Federal officials are notified when individuals who are legally prohibited from purchasing a firearm (such as convicted felons) try to buy a gun but fail a National Instant Criminal Background Check System (NICS) background check. These attempted purchases often violate federal and state laws. Unfortunately, the federal government rarely prosecutes any of these individuals.
In the 13 states that run their own background checks, state authorities are already aware when prohibited persons fail a background check, and local law enforcement can then investigate these cases. However, in the 37 states and the District of Columbia that rely on the FBI to run some or all of their background checks, local authorities generally are not aware when a person in their area fails a background check. Individuals who are willing to "lie and try" to buy a gun may be dangerous and more likely to obtain guns through other means. As a result, these states and D.C. lack crucial law enforcement intelligence to keep their communities safe.
The NICS Denial Notification Act would:
- Require federal authorities to alert state law enforcement of background checks denials so that state authorities can appropriately investigate or prosecute.
- Require DOJ to publish an annual report with statistics about its prosecution of background check denial cases, so Congress and voters can hold federal officials accountable.
The NICS Denial Notification Act is endorsed by the Fraternal Order of Police, the Major Cities Chiefs Association, the Federal Law Enforcement Officers Association, the National District Attorneys Association, the National Domestic Violence Hotline, the National Coalition Against Domestic Violence, Everytown for Gun Safety, and Giffords.
“Our nation has experienced far too many tragedies as a result of multi-systematic failures of communication,” Rubio said. “The NICS Denial Notification Act would help ensure that federal and state authorities are successfully communicating with one another when it comes to dangerous individuals’ prohibited attempts to acquire firearms. This would be a strong step forward in preventing future tragedies. I urge my colleagues to immediately support this bipartisan legislation so that the President can swiftly sign it into law.”
“We have seen too many tragic instances where an individual who should not have been able to obtain a gun used a firearm to commit horrible acts of violence,” Coons said. “Gun violence continues to plague our communities in Delaware and across the country, and the NICS Denial Notification Act is one commonsense step in the effort to prevent these terrible crimes.

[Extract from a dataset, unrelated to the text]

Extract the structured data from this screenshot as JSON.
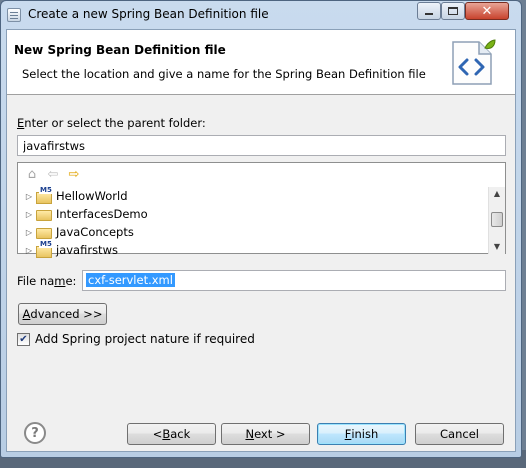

Ensuring that federal and state law enforcement work together to stop those who are prohibited from buying a gun from getting one will help make our neighborhoods safer. This is exactly the sort of bipartisan step Congress should be able to support.”
“In 37 states including Maine, state law enforcement is not alerted when prohibited individuals try to buy guns,” Collins said. “By requiring the federal government to notify states promptly when someone fails a background check, this commonsense, bipartisan bill would help stop dangerous people from obtaining guns illegally while protecting the Second Amendment rights of law-abiding citizens.”
“Those caught lying on firearm background checks are more likely to be looking to harm others and have no business obtaining a dangerous weapon,” Carper said. “We must be doing far more to make sure guns are not getting into the wrong hands and being used in the senseless shootings that have become far too common in this country. By codifying new coordination between the federal and state governments, this bipartisan legislation takes a common sense step towards preventing these senseless tragedies. I want to thank Senators Coons and Cornyn for their continued leadership on this front, and I hope the Senate can come together to advance this much-needed measure.”
“When a convicted felon lies about his criminal record while attempting to purchase a gun, he is committing a new felony. This happens regularly in America, and the new crime largely goes unprosecuted,” Toomey said. “The NICS Denial Notification Act makes progress on gun safety while respecting the rights of law-abiding gun owners, and will help make our communities safer by better enforcing existing gun laws and responding to warning signs of criminal behavior.”
“We must take action to ensure Americans prohibited from purchasing firearms cannot skirt the law while still protecting the Second Amendment rights of law-abiding gun owners like the vast majority of West Virginians. This legislation will help federal and state law enforcement work together to share information on background check denials to keep guns out of the hands of criminals. I’m proud to work with my bipartisan colleagues on this commonsense legislation that will keep communities safe and urge our colleagues on both sides of the aisle to join us in protecting Americans from preventable gun violence while maintaining our Second Amendment rights,” Manchin said.